Source material: Begin
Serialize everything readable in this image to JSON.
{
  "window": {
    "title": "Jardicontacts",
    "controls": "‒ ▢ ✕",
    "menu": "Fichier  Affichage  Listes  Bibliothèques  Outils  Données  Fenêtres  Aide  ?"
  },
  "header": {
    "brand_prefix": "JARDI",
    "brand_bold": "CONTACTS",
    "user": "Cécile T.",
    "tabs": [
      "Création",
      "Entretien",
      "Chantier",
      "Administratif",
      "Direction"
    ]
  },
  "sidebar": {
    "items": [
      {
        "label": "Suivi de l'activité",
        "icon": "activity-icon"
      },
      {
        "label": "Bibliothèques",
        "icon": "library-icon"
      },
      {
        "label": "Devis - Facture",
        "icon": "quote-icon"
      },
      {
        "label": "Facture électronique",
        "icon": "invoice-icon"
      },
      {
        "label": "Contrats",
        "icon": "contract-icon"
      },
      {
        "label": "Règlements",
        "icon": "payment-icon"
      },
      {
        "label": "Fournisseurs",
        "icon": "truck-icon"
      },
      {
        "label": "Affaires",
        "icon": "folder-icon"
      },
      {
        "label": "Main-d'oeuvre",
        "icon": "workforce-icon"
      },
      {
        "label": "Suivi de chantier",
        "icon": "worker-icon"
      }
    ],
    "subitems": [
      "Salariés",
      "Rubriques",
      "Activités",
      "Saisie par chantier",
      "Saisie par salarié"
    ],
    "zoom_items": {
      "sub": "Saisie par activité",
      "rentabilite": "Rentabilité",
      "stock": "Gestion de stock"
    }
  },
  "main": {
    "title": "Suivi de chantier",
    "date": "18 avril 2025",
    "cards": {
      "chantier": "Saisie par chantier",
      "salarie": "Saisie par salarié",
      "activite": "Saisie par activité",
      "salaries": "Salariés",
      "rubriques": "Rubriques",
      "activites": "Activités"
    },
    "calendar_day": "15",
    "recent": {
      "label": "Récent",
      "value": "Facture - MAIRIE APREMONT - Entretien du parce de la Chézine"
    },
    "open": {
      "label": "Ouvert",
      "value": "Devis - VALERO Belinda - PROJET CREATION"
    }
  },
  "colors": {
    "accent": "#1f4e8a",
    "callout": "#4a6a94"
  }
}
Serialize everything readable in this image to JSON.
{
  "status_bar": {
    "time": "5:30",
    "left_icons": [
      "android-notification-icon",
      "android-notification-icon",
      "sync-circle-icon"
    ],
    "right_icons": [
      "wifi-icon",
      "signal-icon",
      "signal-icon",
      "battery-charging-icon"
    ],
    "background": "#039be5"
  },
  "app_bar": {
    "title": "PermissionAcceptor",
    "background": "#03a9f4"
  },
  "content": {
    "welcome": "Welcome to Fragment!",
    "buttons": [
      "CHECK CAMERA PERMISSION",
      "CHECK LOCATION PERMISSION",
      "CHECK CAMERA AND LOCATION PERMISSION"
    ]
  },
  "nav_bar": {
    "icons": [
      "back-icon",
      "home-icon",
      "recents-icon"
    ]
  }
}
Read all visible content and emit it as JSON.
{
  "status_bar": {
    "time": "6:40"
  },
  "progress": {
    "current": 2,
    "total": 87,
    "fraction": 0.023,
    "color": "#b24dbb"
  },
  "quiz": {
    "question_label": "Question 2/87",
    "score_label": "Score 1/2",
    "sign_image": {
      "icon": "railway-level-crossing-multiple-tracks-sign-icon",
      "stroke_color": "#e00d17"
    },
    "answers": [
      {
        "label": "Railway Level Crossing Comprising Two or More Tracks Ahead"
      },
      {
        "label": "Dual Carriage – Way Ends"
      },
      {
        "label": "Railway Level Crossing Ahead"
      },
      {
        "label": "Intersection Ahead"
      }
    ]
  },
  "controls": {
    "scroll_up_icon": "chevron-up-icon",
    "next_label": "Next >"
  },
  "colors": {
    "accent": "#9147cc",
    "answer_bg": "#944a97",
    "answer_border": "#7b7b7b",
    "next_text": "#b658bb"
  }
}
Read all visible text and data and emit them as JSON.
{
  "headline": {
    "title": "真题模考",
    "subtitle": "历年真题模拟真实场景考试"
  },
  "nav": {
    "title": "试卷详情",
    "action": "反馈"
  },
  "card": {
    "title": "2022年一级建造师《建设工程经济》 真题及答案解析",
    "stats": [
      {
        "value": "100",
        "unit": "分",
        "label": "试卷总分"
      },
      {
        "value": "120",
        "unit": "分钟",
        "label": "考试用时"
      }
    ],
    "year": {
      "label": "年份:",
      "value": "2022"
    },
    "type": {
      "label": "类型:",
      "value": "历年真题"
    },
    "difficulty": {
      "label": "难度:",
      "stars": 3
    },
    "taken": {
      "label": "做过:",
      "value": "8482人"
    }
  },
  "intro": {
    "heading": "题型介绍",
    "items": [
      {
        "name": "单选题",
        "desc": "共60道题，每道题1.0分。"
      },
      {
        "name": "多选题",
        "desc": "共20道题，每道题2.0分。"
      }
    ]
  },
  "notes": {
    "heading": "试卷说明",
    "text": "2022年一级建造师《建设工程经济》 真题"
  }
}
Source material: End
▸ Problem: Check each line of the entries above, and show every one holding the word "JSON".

▸ The answer:
Serialize everything readable in this image to JSON.
Serialize everything readable in this image to JSON.
Read all visible content and emit it as JSON.
Read all visible text and data and emit them as JSON.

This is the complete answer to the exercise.